“You have circled the mountain long enough; now turn north.” (Deuteronomy 2:3)
What a simple, yet powerful verse. I think I’m to the point of being dizzy from all of my circling and am not even sure which direction I am going. It’s time to STOP and turn north… keeping my eye on the prize. It’s like running a race and having all of the water stops along the way. My stops are not water stops, they are more like french fry stops! I “think” I am nourished along the way by the stuff that I put in my body. It keeps me going forward. The problem is that the end of the race is never in sight. I just keep getting to another “station” and take the wrong stuff. I just keep running around the track and it is getting harder and harder each time. I don’t see a break in the vicious circle that I’m running in. I need to STOP and turn north. Where does my nourishment and encouragement come from?
This weekend is Ironman Coeurd’Alene. Talk about a long and difficult journey. The thing that keeps those athletes moving forward is the end of the race. A dear friend posted a message to her ironman buddies on FB this morning that struck me. She wrote, “Remember, you’ve done the hard part–you got to the starting line. Tomorrow is just a nice long workout, in zone 4.” Now I’m not sure what zone 4 is, but I can infer what it means on my own journey.

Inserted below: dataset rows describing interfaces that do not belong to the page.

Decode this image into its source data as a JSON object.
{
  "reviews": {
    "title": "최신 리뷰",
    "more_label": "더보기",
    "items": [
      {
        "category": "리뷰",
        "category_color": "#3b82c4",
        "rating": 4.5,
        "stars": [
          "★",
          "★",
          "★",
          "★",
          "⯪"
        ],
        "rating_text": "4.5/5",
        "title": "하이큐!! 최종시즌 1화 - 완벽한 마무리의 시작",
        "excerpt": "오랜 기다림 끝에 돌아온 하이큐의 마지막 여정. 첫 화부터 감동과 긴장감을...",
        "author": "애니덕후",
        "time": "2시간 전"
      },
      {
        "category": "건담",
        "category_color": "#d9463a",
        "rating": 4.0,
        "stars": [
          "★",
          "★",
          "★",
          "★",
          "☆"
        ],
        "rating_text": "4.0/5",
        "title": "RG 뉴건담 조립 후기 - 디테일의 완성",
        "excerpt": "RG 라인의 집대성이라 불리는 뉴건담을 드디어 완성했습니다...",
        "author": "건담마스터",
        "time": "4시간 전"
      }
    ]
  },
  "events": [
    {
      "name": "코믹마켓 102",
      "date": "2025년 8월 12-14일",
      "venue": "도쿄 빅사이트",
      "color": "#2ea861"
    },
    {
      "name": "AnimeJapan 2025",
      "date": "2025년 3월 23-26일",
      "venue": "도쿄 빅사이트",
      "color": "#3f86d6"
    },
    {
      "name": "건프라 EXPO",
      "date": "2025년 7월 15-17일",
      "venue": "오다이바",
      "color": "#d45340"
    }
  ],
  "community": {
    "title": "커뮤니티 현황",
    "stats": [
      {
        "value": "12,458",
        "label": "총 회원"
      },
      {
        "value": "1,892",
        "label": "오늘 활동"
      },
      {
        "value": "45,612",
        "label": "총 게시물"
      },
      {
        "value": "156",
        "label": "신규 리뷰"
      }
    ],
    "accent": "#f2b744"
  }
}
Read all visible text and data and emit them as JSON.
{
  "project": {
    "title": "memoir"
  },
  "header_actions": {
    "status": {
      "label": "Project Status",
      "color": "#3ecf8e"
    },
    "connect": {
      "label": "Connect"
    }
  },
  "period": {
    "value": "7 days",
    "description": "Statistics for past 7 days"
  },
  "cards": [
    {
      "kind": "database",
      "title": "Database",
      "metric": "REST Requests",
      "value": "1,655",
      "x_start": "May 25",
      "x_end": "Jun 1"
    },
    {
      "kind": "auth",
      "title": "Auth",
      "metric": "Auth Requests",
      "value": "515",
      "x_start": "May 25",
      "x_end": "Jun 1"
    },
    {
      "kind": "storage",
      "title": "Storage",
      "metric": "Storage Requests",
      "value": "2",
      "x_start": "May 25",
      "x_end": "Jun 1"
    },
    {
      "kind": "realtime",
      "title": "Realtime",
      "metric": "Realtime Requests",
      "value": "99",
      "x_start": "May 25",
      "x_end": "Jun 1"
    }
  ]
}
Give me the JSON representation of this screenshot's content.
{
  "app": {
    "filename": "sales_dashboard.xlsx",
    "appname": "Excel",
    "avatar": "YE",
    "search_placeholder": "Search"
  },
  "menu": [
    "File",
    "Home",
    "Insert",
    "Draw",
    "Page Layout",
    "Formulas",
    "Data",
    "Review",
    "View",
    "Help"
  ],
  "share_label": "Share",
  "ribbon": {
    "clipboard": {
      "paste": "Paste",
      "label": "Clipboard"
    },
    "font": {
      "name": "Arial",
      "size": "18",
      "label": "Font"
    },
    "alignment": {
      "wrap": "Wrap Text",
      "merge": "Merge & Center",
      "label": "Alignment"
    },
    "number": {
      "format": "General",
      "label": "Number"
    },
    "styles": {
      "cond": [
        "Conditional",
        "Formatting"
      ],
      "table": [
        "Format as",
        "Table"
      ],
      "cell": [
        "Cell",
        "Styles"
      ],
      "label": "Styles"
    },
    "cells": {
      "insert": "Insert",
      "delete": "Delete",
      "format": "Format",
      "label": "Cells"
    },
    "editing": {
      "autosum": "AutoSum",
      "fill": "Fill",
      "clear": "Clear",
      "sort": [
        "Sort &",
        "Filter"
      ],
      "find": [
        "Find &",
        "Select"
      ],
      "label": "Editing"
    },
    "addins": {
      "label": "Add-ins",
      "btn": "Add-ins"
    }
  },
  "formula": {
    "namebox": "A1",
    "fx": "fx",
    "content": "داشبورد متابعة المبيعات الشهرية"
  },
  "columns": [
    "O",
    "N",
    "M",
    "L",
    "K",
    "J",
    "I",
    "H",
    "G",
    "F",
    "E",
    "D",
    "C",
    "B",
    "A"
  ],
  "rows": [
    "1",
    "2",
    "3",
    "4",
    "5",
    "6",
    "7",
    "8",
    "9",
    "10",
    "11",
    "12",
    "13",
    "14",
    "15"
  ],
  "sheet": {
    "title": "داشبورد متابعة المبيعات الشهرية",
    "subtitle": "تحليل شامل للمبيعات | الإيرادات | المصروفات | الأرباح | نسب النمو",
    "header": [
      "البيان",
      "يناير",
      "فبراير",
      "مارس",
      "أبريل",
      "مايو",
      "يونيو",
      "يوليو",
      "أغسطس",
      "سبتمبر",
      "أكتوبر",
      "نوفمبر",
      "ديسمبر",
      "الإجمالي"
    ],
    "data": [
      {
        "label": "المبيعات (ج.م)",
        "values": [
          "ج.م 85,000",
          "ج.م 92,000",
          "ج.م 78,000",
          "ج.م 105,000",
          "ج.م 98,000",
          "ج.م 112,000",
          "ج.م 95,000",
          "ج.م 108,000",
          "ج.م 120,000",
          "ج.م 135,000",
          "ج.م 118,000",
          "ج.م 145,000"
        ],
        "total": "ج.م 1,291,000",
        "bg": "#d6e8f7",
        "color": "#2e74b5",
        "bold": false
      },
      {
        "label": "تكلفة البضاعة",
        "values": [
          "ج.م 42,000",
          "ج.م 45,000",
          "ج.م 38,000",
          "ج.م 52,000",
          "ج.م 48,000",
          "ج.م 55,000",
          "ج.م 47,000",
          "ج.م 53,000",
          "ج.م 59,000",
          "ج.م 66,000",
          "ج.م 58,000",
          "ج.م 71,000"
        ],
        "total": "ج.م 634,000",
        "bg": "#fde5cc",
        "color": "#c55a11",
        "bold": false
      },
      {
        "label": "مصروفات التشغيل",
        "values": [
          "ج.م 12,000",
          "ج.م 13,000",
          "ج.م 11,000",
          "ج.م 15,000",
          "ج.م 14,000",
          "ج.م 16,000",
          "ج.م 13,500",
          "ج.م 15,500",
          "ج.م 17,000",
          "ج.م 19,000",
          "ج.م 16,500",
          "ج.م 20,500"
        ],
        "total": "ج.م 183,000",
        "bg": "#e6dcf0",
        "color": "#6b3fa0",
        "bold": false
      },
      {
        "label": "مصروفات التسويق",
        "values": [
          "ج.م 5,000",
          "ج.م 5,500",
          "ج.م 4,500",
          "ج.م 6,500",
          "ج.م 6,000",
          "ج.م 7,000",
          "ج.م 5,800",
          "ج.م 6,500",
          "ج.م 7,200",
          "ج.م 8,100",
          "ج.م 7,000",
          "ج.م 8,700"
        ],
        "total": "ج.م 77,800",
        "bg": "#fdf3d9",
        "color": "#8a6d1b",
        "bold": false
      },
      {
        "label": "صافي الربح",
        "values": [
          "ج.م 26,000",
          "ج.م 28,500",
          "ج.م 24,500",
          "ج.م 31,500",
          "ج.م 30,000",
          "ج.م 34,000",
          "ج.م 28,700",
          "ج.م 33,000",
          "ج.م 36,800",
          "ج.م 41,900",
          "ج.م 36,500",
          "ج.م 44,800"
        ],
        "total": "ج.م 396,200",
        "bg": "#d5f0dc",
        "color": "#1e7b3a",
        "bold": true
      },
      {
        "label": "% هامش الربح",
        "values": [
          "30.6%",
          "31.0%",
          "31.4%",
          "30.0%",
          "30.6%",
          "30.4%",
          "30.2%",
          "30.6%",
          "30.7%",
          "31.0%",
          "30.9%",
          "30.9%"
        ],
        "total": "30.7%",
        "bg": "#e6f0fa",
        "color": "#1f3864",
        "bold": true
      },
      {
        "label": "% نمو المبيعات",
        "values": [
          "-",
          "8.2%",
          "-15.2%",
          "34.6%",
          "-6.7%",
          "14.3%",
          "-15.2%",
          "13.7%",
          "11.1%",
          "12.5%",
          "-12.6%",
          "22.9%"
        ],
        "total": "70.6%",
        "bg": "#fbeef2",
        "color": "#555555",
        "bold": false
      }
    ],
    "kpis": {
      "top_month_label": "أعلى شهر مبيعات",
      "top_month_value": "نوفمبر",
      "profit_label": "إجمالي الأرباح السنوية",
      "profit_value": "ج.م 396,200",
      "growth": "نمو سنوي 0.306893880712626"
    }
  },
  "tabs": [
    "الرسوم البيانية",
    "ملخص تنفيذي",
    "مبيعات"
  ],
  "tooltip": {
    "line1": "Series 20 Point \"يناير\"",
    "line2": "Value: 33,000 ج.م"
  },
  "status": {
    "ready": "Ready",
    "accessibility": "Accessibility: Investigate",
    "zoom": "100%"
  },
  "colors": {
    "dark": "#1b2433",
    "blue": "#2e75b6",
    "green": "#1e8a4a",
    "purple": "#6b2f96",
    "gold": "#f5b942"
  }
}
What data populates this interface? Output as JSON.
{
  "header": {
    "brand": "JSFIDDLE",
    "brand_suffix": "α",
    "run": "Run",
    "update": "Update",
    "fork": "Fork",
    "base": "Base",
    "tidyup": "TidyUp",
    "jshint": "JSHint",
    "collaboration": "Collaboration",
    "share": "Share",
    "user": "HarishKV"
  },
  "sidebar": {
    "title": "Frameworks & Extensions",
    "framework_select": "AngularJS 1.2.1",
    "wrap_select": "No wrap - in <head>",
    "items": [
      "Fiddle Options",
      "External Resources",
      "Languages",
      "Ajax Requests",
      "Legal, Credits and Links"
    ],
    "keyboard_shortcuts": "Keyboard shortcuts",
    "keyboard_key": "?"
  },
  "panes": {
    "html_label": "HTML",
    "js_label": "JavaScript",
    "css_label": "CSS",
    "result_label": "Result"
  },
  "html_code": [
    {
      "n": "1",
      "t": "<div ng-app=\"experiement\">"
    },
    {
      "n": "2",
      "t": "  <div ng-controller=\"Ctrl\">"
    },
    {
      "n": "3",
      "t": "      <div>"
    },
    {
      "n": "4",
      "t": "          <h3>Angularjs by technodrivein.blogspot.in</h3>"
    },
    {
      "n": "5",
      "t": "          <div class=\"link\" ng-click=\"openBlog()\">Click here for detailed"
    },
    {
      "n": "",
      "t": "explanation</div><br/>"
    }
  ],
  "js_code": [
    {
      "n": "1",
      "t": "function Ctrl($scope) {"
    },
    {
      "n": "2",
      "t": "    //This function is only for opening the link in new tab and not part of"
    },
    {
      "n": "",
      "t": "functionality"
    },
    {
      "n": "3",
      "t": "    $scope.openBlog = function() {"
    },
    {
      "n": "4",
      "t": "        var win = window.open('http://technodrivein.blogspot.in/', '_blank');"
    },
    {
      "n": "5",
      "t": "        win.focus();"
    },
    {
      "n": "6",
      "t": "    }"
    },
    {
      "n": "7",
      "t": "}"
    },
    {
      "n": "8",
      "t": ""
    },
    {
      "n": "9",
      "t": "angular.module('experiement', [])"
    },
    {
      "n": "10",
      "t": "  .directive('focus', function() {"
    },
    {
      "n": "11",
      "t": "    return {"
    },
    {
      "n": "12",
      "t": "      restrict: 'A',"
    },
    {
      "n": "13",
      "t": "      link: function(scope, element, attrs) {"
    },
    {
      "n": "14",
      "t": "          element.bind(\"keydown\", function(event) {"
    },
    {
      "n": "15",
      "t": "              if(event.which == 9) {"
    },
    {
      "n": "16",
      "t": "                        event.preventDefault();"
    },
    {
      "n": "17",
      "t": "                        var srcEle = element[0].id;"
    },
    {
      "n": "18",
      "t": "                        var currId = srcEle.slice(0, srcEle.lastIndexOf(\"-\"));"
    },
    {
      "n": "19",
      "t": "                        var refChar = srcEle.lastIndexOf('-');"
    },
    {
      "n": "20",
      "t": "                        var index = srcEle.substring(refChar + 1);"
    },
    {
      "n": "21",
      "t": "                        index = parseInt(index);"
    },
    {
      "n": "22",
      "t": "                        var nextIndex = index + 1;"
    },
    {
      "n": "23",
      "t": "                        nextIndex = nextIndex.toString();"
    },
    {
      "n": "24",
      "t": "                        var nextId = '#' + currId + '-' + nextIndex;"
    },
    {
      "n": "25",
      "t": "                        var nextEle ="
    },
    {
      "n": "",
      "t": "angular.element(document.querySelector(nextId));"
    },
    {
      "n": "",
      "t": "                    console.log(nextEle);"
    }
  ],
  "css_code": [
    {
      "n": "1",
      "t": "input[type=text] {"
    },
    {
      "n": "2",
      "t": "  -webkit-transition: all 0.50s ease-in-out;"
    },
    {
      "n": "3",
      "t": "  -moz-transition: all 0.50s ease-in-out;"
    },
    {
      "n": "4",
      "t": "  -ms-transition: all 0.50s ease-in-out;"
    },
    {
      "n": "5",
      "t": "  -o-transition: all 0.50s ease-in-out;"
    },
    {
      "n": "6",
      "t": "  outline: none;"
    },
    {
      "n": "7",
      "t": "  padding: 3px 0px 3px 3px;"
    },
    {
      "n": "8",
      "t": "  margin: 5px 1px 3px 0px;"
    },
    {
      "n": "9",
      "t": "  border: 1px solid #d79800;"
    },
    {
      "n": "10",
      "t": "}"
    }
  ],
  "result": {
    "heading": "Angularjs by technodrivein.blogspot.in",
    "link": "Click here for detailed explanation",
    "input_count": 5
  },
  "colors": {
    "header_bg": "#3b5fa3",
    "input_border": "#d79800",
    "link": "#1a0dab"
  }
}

My “race” is one that I’ve talked about for many years… can’t you just see me circling the mountain? Well, one can talk and talk and talk… and get absolutely no where. I’ve repeatedly started ‘training’ – at times harder than others. I’ve even seen some results. But then something happens… oh, I think we call that “life”… and I am thrown off the track. Each time this happens, it is more difficult to get back on. After all, the track is just one continuous circle that never ends. If I manage to get back on the track, more time has passed and the journey becomes more difficult. This past week I got up early to take a walk. I donned my “running” shoes (that in itself makes me laugh!) and my ipod. As I ventured off down the road, I had a sudden feeling that my mind was on the walk, but my body was missing. Who was this stranger walking with me? The walk seemed more difficult than it ever had been. I did not have the stamina that I’ve always had. I walked for 34 minutes… the same distance that I once was able to cover in less time. I actually felt a bit frightened and very concerned.
Now comes the hard part… working through the struggle and pain. Like every athlete who begins to train, it is difficult at first. I’m thinking that is zones 1-3. You have to push yourself and make yourself do things that you most likely don’t want to do, but you can’t get into the next zone until you have pushed yourself. You focus on that end goal… finishing… and finishing well. Ask any Ironman Athlete – this does not happen overnight. It is a long, hard journey, with great rewards along the way. And the end… glorious! Why do I think my journey is going to be easy, or should be easy, for that matter? If it were easy, then it would not be a journey I needed to be on in the first place! If an athlete gave up every time it got tough, they would never make it to the starting line of the big race. Like I mentioned earlier, I’m not sure what zone 4 is. But for me, it represents that place you get to after you’ve trained long and hard… that place where you fall into the groove and cruise along at a steady pace and those bumps along the way don’t impact you as hard as they used to.
My race is not going to be easy, but I need to quit circling the mountain head north. Eventually I will get to my zone 4 – that place where it feels right and normal and natural to move each day and eat to live… rather than thinking about it and living to eat.
“I lift my eyes up… to the heavens,
where does my help come from?
My help comes from the Lord,
the Maker of heaven and earth.”
One thought on “She’ll Be Comin’ Around the Mountain…”
I read this the other day on my iphone, then left a message, but it didn't "stick". So I'm leaving one again. I love your interpretation of zone 4. I love that you are spending so much time introspecting and thinking. The unexamined life…, right? Mostly I love you! I have a dear friend who has some serious physical challenges. Last summer she completed a 600 mile bike ride for the Challenged Athletes Foundation. Her mantra ever since has been, challenge your own perceived limitations. Read her blog. You will love it. http://shelbymadden.blogspot.com/2010/10/cafs-million-dollar-challengepure.html?showComment=1298052678150#c2644740193722344774